Attached to this Notice are two letters from SJVAPCD and one letter from HMS, Inc. to APCD. All of these letters concern the movement of portables buildings from one site to another, or from one location at a site to another location at the same site.
The letter from HMS, Inc. discusses the current interpretation of SJVAPCD that the movement of a portable building is considered to be a demolition. This interpretation triggers some significant regulatory compliance. First, per the NESHAP Regulations, no matter the date of manufacture/construction or installation of a portable (or any other building or building material), renovation/demolition activities must be preceded by an asbestos inspection. And, second, demolition of a structure (other than, basically, a residence that will remain a residence) requires a ten working day delay prior to the start of demolition activities whether asbestos is found or not.
HMS, Inc. has been verbally informed several times recently that the current interpretation by SJVAPCD is that moving a portable building is a demolition project – requiring an asbestos inspection and a ten-day notification prior to any demolition activities, whether or not the building contains any asbestos and no matter when the building was manufactured and installed. However, Catherine Jones of SISC supplied HMS, Inc. with a letter from SJVAPCD, dated December 8, 2000, that would seem to indicate that the movement of most portable buildings would not be considered a demolition project. This would mean that no demolition fee nor notification (and associated ten working day delay between the notification date and the start of the project and fees) would be required – unless asbestos was found during the inspection.
Because of this apparent conflict in interpretation by various offices of SJVAPCD, HMS, Inc. requested a current interpretation. We forwarded the December 8, 2000 letter to SJVAPCD and requested a clarification between it and what HMS, Inc. had been verbally informed concerning the movement of portable (see attached letter to Ron Giannone of SJVAPCD).
As you can see from Mr. Giannone’s response (see letter from SJVAPCD to HMS, Inc. dated June 7, 2004) that unless a building is manufactured with axles (and apparently left on those axles while in use) it will fall under the EPA’s NESHAP Regulation as a demolition each time it is moved.

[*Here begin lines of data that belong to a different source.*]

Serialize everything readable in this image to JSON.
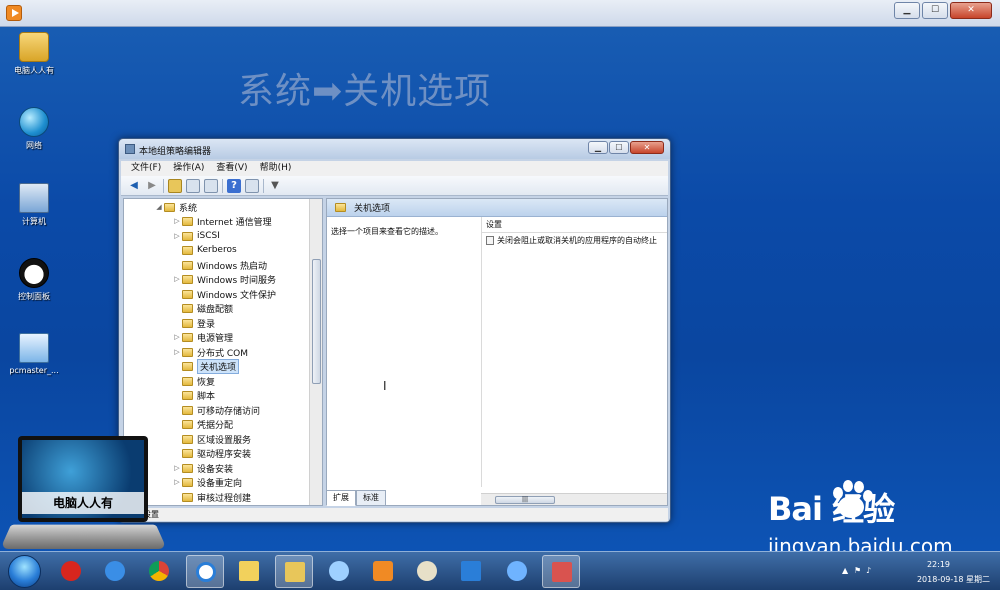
{
  "screen": {
    "background": "#0b4aa8"
  },
  "desktop": {
    "icons": [
      {
        "label": "电脑人人有",
        "icon": "folder-user-icon"
      },
      {
        "label": "网络",
        "icon": "network-globe-icon"
      },
      {
        "label": "计算机",
        "icon": "computer-icon"
      },
      {
        "label": "控制面板",
        "icon": "panda-control-panel-icon"
      },
      {
        "label": "pcmaster_...",
        "icon": "disk-file-icon"
      }
    ],
    "headline": "系统➡关机选项"
  },
  "window": {
    "title": "本地组策略编辑器",
    "menu": [
      "文件(F)",
      "操作(A)",
      "查看(V)",
      "帮助(H)"
    ],
    "toolbar": {
      "buttons": [
        "back-arrow-icon",
        "forward-arrow-icon",
        "up-folder-icon",
        "show-hide-tree-icon",
        "export-list-icon",
        "help-icon",
        "properties-icon",
        "filter-icon"
      ]
    },
    "tree": [
      {
        "label": "系统",
        "level": 0,
        "expanded": true
      },
      {
        "label": "Internet 通信管理",
        "level": 1,
        "expandable": true
      },
      {
        "label": "iSCSI",
        "level": 1,
        "expandable": true
      },
      {
        "label": "Kerberos",
        "level": 1
      },
      {
        "label": "Windows 热启动",
        "level": 1
      },
      {
        "label": "Windows 时间服务",
        "level": 1,
        "expandable": true
      },
      {
        "label": "Windows 文件保护",
        "level": 1
      },
      {
        "label": "磁盘配额",
        "level": 1
      },
      {
        "label": "登录",
        "level": 1
      },
      {
        "label": "电源管理",
        "level": 1,
        "expandable": true
      },
      {
        "label": "分布式 COM",
        "level": 1,
        "expandable": true
      },
      {
        "label": "关机选项",
        "level": 1,
        "selected": true
      },
      {
        "label": "恢复",
        "level": 1
      },
      {
        "label": "脚本",
        "level": 1
      },
      {
        "label": "可移动存储访问",
        "level": 1
      },
      {
        "label": "凭据分配",
        "level": 1
      },
      {
        "label": "区域设置服务",
        "level": 1
      },
      {
        "label": "驱动程序安装",
        "level": 1
      },
      {
        "label": "设备安装",
        "level": 1,
        "expandable": true
      },
      {
        "label": "设备重定向",
        "level": 1,
        "expandable": true
      },
      {
        "label": "审核过程创建",
        "level": 1
      }
    ],
    "right": {
      "header": "关机选项",
      "description": "选择一个项目来查看它的描述。",
      "column": "设置",
      "rows": [
        "关闭会阻止或取消关机的应用程序的自动终止"
      ],
      "scroll_thumb": "|||"
    },
    "tabs": [
      "扩展",
      "标准"
    ],
    "status": "设置"
  },
  "laptop_logo": "电脑人人有",
  "taskbar": {
    "time": "22:19",
    "date": "2018-09-18 星期二",
    "tray": [
      "chevron-up-icon",
      "flag-icon",
      "speaker-icon"
    ]
  },
  "watermark": {
    "brand": "Bai  经验",
    "url": "jingyan.baidu.com"
  }
}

The letter of interpretation from Mr. Giannone does however exempt home/office trailers and travel trailers. This offers relief from having to notify each time a construction management trailer, hearing testing trailer, or other oft moved trailers (which are not removed from their axles while in use at a site) is moved.
For HMS, Inc. clients that are in jurisdictions other than that of SJVAPCD, it would be prudent to request an interpretation from your local Air District.